Instructions for the task » Write out each line of the material below once more, exactly as it appears.
Data supplied Block Start
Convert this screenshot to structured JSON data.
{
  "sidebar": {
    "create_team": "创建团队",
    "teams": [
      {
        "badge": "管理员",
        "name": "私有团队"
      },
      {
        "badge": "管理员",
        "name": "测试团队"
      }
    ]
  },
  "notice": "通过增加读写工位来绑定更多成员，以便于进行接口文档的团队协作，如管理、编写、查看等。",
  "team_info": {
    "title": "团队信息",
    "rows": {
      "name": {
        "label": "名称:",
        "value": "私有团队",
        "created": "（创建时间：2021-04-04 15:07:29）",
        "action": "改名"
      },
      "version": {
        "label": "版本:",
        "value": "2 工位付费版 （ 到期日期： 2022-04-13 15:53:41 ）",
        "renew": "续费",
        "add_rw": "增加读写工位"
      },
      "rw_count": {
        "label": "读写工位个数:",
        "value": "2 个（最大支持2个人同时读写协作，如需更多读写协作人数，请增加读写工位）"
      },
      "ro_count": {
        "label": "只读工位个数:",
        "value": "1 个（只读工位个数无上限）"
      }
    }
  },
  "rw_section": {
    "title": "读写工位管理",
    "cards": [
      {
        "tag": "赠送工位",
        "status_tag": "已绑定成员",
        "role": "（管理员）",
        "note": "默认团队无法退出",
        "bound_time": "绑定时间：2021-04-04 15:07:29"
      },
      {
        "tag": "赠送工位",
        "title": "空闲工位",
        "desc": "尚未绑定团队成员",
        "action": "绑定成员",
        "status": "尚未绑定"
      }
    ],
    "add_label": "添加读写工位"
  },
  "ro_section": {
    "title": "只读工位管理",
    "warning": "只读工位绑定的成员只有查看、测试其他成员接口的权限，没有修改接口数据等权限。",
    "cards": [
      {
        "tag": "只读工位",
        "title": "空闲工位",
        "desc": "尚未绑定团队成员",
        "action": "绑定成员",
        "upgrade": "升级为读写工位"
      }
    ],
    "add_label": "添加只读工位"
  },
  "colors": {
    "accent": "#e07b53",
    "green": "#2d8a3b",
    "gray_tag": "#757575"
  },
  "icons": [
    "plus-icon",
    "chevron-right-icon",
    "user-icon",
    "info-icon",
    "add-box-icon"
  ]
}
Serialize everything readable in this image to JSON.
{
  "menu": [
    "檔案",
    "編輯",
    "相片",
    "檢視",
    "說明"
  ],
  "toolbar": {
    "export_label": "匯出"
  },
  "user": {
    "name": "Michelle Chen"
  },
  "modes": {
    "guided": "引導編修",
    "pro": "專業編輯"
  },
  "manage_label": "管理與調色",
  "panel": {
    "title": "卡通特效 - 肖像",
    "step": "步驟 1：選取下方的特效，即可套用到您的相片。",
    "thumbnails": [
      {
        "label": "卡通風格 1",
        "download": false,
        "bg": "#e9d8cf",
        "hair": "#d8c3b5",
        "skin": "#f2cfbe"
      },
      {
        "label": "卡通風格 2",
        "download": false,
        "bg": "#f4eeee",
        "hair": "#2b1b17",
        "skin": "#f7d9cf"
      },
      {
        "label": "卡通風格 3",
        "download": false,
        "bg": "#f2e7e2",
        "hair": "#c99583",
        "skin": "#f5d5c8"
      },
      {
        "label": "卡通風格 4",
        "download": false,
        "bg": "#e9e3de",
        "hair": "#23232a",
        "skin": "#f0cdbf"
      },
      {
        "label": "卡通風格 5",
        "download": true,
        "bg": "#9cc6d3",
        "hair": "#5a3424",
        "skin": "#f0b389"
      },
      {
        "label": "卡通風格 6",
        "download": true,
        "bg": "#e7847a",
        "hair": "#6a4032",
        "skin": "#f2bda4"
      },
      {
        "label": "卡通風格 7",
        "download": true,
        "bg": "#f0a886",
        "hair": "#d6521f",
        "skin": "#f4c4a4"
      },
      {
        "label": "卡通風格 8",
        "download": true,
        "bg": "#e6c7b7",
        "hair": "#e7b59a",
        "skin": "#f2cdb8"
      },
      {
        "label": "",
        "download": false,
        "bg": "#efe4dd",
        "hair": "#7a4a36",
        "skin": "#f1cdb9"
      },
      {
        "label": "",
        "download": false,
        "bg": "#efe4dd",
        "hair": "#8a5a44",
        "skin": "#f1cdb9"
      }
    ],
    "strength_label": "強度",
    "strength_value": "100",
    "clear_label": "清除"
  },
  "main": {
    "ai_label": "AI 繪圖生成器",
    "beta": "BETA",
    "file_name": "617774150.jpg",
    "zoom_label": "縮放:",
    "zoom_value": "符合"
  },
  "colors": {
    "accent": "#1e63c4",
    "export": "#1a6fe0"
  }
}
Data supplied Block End
Response box »
Convert this screenshot to structured JSON data.
{
  "sidebar": {
    "create_team": "创建团队",
    "teams": [
      {
        "badge": "管理员",
        "name": "私有团队"
      },
      {
        "badge": "管理员",
        "name": "测试团队"
      }
    ]
  },
  "notice": "通过增加读写工位来绑定更多成员，以便于进行接口文档的团队协作，如管理、编写、查看等。",
  "team_info": {
    "title": "团队信息",
    "rows": {
      "name": {
        "label": "名称:",
        "value": "私有团队",
        "created": "（创建时间：2021-04-04 15:07:29）",
        "action": "改名"
      },
      "version": {
        "label": "版本:",
        "value": "2 工位付费版 （ 到期日期： 2022-04-13 15:53:41 ）",
        "renew": "续费",
        "add_rw": "增加读写工位"
      },
      "rw_count": {
        "label": "读写工位个数:",
        "value": "2 个（最大支持2个人同时读写协作，如需更多读写协作人数，请增加读写工位）"
      },
      "ro_count": {
        "label": "只读工位个数:",
        "value": "1 个（只读工位个数无上限）"
      }
    }
  },
  "rw_section": {
    "title": "读写工位管理",
    "cards": [
      {
        "tag": "赠送工位",
        "status_tag": "已绑定成员",
        "role": "（管理员）",
        "note": "默认团队无法退出",
        "bound_time": "绑定时间：2021-04-04 15:07:29"
      },
      {
        "tag": "赠送工位",
        "title": "空闲工位",
        "desc": "尚未绑定团队成员",
        "action": "绑定成员",
        "status": "尚未绑定"
      }
    ],
    "add_label": "添加读写工位"
  },
  "ro_section": {
    "title": "只读工位管理",
    "warning": "只读工位绑定的成员只有查看、测试其他成员接口的权限，没有修改接口数据等权限。",
    "cards": [
      {
        "tag": "只读工位",
        "title": "空闲工位",
        "desc": "尚未绑定团队成员",
        "action": "绑定成员",
        "upgrade": "升级为读写工位"
      }
    ],
    "add_label": "添加只读工位"
  },
  "colors": {
    "accent": "#e07b53",
    "green": "#2d8a3b",
    "gray_tag": "#757575"
  },
  "icons": [
    "plus-icon",
    "chevron-right-icon",
    "user-icon",
    "info-icon",
    "add-box-icon"
  ]
}
Serialize everything readable in this image to JSON.
{
  "menu": [
    "檔案",
    "編輯",
    "相片",
    "檢視",
    "說明"
  ],
  "toolbar": {
    "export_label": "匯出"
  },
  "user": {
    "name": "Michelle Chen"
  },
  "modes": {
    "guided": "引導編修",
    "pro": "專業編輯"
  },
  "manage_label": "管理與調色",
  "panel": {
    "title": "卡通特效 - 肖像",
    "step": "步驟 1：選取下方的特效，即可套用到您的相片。",
    "thumbnails": [
      {
        "label": "卡通風格 1",
        "download": false,
        "bg": "#e9d8cf",
        "hair": "#d8c3b5",
        "skin": "#f2cfbe"
      },
      {
        "label": "卡通風格 2",
        "download": false,
        "bg": "#f4eeee",
        "hair": "#2b1b17",
        "skin": "#f7d9cf"
      },
      {
        "label": "卡通風格 3",
        "download": false,
        "bg": "#f2e7e2",
        "hair": "#c99583",
        "skin": "#f5d5c8"
      },
      {
        "label": "卡通風格 4",
        "download": false,
        "bg": "#e9e3de",
        "hair": "#23232a",
        "skin": "#f0cdbf"
      },
      {
        "label": "卡通風格 5",
        "download": true,
        "bg": "#9cc6d3",
        "hair": "#5a3424",
        "skin": "#f0b389"
      },
      {
        "label": "卡通風格 6",
        "download": true,
        "bg": "#e7847a",
        "hair": "#6a4032",
        "skin": "#f2bda4"
      },
      {
        "label": "卡通風格 7",
        "download": true,
        "bg": "#f0a886",
        "hair": "#d6521f",
        "skin": "#f4c4a4"
      },
      {
        "label": "卡通風格 8",
        "download": true,
        "bg": "#e6c7b7",
        "hair": "#e7b59a",
        "skin": "#f2cdb8"
      },
      {
        "label": "",
        "download": false,
        "bg": "#efe4dd",
        "hair": "#7a4a36",
        "skin": "#f1cdb9"
      },
      {
        "label": "",
        "download": false,
        "bg": "#efe4dd",
        "hair": "#8a5a44",
        "skin": "#f1cdb9"
      }
    ],
    "strength_label": "強度",
    "strength_value": "100",
    "clear_label": "清除"
  },
  "main": {
    "ai_label": "AI 繪圖生成器",
    "beta": "BETA",
    "file_name": "617774150.jpg",
    "zoom_label": "縮放:",
    "zoom_value": "符合"
  },
  "colors": {
    "accent": "#1e63c4",
    "export": "#1a6fe0"
  }
}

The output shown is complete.